The use of n-type and p-type silicon is a foundation concept in the design of transistors. Pure silicon is not conductive. However, it can be made conductive by adding other elements to its crystalline structure, which then become known as "n-type" or "p-type" silicon.
The interaction of n-type and p-type silicon to electric fields and to each other is used to make areas in a transistor change from conductive to non-conductive and vice versa (see crystalline semiconductor
). See FET
, bipolar transistor
N-type silicon is silicon that has been chemically combined (doped) with phosphorus gas to make it conductive. A silicon atom has four electrons in its outer shell and bonds tightly with four surrounding silicon atoms creating a crystal matrix with eight electrons in the outer shells. However, phosphorus has five electrons, and when combined, the fifth electron becomes a "free" electron that moves easily within the crystal when a voltage is applied.

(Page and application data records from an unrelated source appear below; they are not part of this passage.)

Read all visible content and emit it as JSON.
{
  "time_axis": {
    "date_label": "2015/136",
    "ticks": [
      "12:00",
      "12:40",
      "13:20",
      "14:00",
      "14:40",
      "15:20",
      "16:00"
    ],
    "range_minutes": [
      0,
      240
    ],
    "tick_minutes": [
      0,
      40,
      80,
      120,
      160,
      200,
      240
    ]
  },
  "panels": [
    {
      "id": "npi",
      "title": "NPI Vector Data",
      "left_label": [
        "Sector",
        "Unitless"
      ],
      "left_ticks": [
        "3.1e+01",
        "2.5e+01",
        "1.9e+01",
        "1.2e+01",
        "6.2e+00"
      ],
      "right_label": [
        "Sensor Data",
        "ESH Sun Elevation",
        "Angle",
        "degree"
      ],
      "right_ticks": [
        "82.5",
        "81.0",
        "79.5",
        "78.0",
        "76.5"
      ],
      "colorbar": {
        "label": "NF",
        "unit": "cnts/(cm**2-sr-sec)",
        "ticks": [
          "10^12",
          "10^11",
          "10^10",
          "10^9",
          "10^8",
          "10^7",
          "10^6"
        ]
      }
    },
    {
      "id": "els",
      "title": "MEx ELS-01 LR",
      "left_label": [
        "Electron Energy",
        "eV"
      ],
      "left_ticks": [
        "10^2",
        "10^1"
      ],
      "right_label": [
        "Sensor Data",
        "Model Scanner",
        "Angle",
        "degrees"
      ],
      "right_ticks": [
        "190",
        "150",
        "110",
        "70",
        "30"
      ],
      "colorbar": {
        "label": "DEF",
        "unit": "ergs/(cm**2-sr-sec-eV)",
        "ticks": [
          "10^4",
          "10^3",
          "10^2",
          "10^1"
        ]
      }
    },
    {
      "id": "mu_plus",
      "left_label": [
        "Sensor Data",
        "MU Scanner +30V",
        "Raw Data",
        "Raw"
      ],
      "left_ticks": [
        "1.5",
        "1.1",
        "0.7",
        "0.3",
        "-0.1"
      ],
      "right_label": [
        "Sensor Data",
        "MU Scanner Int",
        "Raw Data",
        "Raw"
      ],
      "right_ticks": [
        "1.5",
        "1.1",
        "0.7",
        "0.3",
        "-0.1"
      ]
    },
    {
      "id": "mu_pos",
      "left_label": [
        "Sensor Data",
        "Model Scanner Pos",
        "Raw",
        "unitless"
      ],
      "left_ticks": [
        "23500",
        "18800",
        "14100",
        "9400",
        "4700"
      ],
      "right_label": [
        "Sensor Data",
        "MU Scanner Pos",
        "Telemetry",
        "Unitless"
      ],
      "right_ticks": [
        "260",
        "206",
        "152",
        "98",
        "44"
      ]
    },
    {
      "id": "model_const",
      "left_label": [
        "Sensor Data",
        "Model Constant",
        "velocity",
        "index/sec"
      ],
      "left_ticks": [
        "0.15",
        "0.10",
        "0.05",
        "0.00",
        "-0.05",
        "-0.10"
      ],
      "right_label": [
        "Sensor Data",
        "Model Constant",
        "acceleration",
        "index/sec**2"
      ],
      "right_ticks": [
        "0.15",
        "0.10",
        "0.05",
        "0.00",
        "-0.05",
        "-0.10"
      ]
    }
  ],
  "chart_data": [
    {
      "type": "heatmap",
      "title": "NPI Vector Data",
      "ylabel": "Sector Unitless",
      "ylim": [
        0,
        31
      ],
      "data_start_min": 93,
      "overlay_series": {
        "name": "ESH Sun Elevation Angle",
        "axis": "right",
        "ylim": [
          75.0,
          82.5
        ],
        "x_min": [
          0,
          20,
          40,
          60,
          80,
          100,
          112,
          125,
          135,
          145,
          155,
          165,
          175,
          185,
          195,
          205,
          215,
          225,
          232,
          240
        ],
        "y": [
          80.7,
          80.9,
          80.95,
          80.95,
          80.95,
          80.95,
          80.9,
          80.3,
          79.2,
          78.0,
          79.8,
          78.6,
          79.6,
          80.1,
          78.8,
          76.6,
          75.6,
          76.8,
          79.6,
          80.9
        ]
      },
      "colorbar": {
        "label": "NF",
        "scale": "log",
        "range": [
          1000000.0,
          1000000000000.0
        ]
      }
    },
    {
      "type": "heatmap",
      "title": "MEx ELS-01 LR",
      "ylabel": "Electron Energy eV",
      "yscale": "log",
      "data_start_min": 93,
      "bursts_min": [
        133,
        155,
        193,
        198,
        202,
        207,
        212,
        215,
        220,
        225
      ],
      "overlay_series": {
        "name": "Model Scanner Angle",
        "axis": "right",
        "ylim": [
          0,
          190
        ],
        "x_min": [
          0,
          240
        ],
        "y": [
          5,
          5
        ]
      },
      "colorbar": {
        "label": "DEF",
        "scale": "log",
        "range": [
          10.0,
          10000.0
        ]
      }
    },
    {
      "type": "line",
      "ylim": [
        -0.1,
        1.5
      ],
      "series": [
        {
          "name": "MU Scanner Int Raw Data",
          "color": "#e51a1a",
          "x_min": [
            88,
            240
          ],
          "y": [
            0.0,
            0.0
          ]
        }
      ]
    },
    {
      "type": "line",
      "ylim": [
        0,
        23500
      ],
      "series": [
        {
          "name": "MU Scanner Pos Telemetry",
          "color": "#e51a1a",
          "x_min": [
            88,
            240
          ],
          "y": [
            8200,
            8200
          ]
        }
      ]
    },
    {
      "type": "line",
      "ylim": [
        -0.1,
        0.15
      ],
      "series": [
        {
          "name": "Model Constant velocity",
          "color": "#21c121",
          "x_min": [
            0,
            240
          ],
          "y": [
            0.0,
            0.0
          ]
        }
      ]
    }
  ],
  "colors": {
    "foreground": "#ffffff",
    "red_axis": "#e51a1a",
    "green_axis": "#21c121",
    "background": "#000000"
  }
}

Because the charge carriers are electrons, n-type refers to a negative charge.
In contrast, p-type silicon is silicon doped with boron gas that turns it into a conductive material that readily accepts electrons when voltage is applied. Boron has only three electrons in its outer shell and can bond with only three of the four surrounding silicon atoms. This leaves one silicon atom with a vacant location in its outer shell, called a "hole," that readily accepts an electron. Because the charge carriers are holes, p-type silicon is said to have a positive charge.
N-Type and P-Type
This is a very conceptual illustration of the atomic structure of n-type and p-type silicon. (Image courtesy of TechBites Interactive, www.techbites.com)